The Purdue group of drug companies is accused of starting the allegedly fraudulent opioid marketing campaign and had the largest market share in Oklahoma, so it could be argued the companies bear the greatest responsibility for the state's opioid epidemic, the attorney general indicated.
However, some of the other companies have much greater assets that could be used to pay potential judgments. It's possible that Purdue could go bankrupt or become insolvent, limiting the ability of entities to collect on judgments if they lack the ability to claim joint and several liability, Whitten said.
Other issues to consider
Wiley Williams, Oklahoma City's deputy city attorney, said the Oklahoma City Council and its attorneys are aware of the joint and several liability issue, but there are other issues that also must be considered.
One major issue is that there is no guarantee that Oklahoma City would receive a share of any money the state might receive if it wins its lawsuit, Williams said.

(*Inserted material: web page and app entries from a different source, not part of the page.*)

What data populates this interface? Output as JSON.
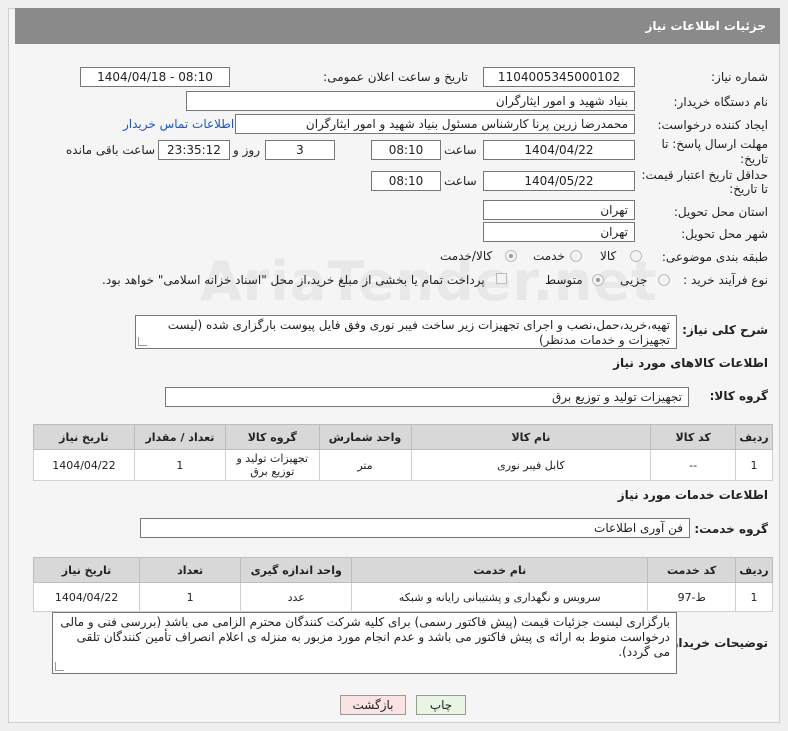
{
  "header": {
    "title": "جزئیات اطلاعات نیاز"
  },
  "form": {
    "need_number_label": "شماره نیاز:",
    "need_number": "1104005345000102",
    "announce_label": "تاریخ و ساعت اعلان عمومی:",
    "announce_value": "1404/04/18 - 08:10",
    "buyer_org_label": "نام دستگاه خریدار:",
    "buyer_org": "بنیاد شهید و امور ایثارگران",
    "requester_label": "ایجاد کننده درخواست:",
    "requester": "محمدرضا زرین پرنا کارشناس مسئول  بنیاد شهید و امور ایثارگران",
    "contact_link": "اطلاعات تماس خریدار",
    "reply_deadline_label_1": "مهلت ارسال پاسخ: تا",
    "reply_deadline_label_2": "تاریخ:",
    "reply_date": "1404/04/22",
    "time_label": "ساعت",
    "reply_time": "08:10",
    "days": "3",
    "days_label": "روز و",
    "remaining_time": "23:35:12",
    "remaining_label": "ساعت باقی مانده",
    "price_validity_label_1": "حداقل تاریخ اعتبار قیمت:",
    "price_validity_label_2": "تا تاریخ:",
    "validity_date": "1404/05/22",
    "validity_time": "08:10",
    "province_label": "استان محل تحویل:",
    "province": "تهران",
    "city_label": "شهر محل تحویل:",
    "city": "تهران",
    "category_label": "طبقه بندی موضوعی:",
    "category_options": [
      "کالا",
      "خدمت",
      "کالا/خدمت"
    ],
    "process_label": "نوع فرآیند خرید :",
    "process_options": [
      "جزیی",
      "متوسط"
    ],
    "payment_note": "پرداخت تمام یا بخشی از مبلغ خرید،از محل \"اسناد خزانه اسلامی\" خواهد بود."
  },
  "description": {
    "label": "شرح کلی نیاز:",
    "text": "تهیه،خرید،حمل،نصب و اجرای تجهیزات زیر ساخت فیبر نوری وفق فایل پیوست بارگزاری شده (لیست تجهیزات و خدمات مدنظر)"
  },
  "goods": {
    "section_title": "اطلاعات کالاهای مورد نیاز",
    "group_label": "گروه کالا:",
    "group_value": "تجهیزات تولید و توزیع برق",
    "columns": [
      "ردیف",
      "کد کالا",
      "نام کالا",
      "واحد شمارش",
      "گروه کالا",
      "تعداد / مقدار",
      "تاریخ نیاز"
    ],
    "rows": [
      {
        "row": "1",
        "code": "--",
        "name": "کابل فیبر نوری",
        "unit": "متر",
        "group": "تجهیزات تولید و توزیع برق",
        "qty": "1",
        "date": "1404/04/22"
      }
    ]
  },
  "services": {
    "section_title": "اطلاعات خدمات مورد نیاز",
    "group_label": "گروه خدمت:",
    "group_value": "فن آوری اطلاعات",
    "columns": [
      "ردیف",
      "کد خدمت",
      "نام خدمت",
      "واحد اندازه گیری",
      "تعداد",
      "تاریخ نیاز"
    ],
    "rows": [
      {
        "row": "1",
        "code": "ط-97",
        "name": "سرویس و نگهداری و پشتیبانی رایانه و شبکه",
        "unit": "عدد",
        "qty": "1",
        "date": "1404/04/22"
      }
    ]
  },
  "buyer_notes": {
    "label": "توضیحات خریدار:",
    "text": "بارگزاری لیست جزئیات قیمت (پیش فاکتور رسمی) برای کلیه شرکت کنندگان محترم الزامی می باشد (بررسی فنی و مالی درخواست منوط به ارائه ی پیش فاکتور می باشد و عدم انجام مورد مزبور به منزله ی اعلام انصراف تأمین کنندگان تلقی می گردد)."
  },
  "buttons": {
    "print": "چاپ",
    "back": "بازگشت"
  },
  "watermark": "AriaTender.net",
  "colors": {
    "title_bar": "#8a8a8a",
    "link": "#1a56c4",
    "back_button": "#fbe3e3",
    "print_button": "#e8f5e3"
  }
}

Whitten said the attorney general's office is in the process of forming an advisory committee composed of city and county representatives who will advise Hunter on what should be done with any monetary settlement obtained through the lawsuit.
Williams said that leaves a lot of uncertainty.
"They keep telling us that we will have a seat at the table, but that doesn't tell us today how much of that recovery, if they get one, we would get," Williams said.
"How do you know how that's going to play out three or four years from now?" Williams asked. "If they really wanted us to do this, they should have done all of this up front. They're putting us in a position: 'Trust us.' It's just a hard decision. It's very hard for the council to make."
Williams acknowledged that the state does have an advantage in its ability to claim joint and several liability, but said, "I think that's going to be a real hard battle to win, ultimately."
The city council weighed all the factors and then asked the city attorney's office to "go out and negotiate a deal with a firm that has the experience and capability of filing the lawsuit for us," he said.
That way, any damages the city might receive would clearly belong to the city, Williams said. The attorneys would be paid on a contingency fee basis.
Out-of-state attorneys, in-state attorneys and the state attorney general's office have all contacted Oklahoma City officials seeking to represent the city in litigation against opioid manufacturers, he said.
The city currently is negotiating with a team that includes the local Fulmer Sill law firm, a couple of McAfee & Taft lawyers, Alex Yaffe of the Foshee & Yaffe firm, and some out-of-state attorneys, he said.
Whitten said he believes the city is making a costly mistake.
"With all due respect, we think the city of Oklahoma City is making a bad legal decision," Whitten said. "What they're doing is leaving their fate to a bunch of out-of-state lawyers in Ohio rather than the attorney general and his legal team in Oklahoma."
Attorney General Hunter urged city officials not to act in haste.
"It seems to me that the city should consider calling a timeout so that we can do our best to address their concerns and vice versa," Hunter said. "I was the lead negotiator for the state in the successful water settlement negotiations two years ago. I think that turned out pretty well for Oklahoma City and I appreciated the trust and confidence city leaders had in me then and I hopefully will be able to renew that as we sit down to work through this issue in a thoughtful, responsible way."
Hunter was referring to the historic agreement signed in 2016 that enabled Oklahoma City to obtain the right to Sardis Lake water needed to meet future drinking water and economic development needs, while offering assurances to the Choctaw and Chickasaw nations that certain lake levels and stream flows would be preserved.
CONTRIBUTING: STAFF WRITER WILLIAM CRUM